┌─ Exercise input

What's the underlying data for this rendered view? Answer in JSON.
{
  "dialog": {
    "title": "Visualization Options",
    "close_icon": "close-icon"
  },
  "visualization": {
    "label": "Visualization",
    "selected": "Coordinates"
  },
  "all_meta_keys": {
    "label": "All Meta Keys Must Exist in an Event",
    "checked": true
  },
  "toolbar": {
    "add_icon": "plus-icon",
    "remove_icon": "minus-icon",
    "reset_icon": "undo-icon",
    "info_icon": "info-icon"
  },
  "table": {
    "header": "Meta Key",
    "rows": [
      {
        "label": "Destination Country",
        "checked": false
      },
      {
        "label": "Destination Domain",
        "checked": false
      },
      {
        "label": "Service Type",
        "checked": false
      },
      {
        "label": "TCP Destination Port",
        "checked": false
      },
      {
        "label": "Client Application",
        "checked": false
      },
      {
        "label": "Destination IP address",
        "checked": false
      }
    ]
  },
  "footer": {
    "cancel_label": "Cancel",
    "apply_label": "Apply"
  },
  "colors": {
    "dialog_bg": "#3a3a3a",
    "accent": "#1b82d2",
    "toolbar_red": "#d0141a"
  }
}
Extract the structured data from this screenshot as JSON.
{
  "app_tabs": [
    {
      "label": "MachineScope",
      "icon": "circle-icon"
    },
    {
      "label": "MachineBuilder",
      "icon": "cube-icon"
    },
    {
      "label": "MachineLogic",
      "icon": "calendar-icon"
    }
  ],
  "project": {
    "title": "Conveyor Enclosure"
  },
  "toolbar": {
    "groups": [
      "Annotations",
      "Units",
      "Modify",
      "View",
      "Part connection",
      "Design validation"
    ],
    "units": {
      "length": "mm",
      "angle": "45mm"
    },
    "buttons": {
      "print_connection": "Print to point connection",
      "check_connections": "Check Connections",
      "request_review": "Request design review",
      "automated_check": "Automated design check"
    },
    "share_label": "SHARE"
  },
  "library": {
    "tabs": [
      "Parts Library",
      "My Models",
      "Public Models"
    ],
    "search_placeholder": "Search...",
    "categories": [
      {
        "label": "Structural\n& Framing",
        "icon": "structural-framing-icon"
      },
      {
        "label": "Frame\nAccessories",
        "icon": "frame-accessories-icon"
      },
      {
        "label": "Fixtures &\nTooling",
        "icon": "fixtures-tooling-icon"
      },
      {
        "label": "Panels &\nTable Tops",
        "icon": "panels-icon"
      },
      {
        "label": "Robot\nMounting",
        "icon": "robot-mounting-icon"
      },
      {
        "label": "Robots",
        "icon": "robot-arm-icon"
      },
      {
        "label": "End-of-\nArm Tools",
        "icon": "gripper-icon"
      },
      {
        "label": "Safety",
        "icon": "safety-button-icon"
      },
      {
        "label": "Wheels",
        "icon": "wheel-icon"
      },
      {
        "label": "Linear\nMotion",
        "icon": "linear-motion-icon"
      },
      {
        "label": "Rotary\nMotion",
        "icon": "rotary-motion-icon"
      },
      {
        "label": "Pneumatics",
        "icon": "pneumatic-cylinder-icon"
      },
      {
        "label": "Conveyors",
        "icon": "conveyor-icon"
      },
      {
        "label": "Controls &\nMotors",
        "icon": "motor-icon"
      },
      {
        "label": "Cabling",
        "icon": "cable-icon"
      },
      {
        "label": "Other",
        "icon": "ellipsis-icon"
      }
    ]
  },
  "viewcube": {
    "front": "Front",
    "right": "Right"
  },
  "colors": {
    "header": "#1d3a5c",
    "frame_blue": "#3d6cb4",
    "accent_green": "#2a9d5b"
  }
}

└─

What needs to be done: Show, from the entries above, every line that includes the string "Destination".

Answer box:
        "label": "Destination Country",
        "label": "Destination Domain",
        "label": "TCP Destination Port",
        "label": "Destination IP address",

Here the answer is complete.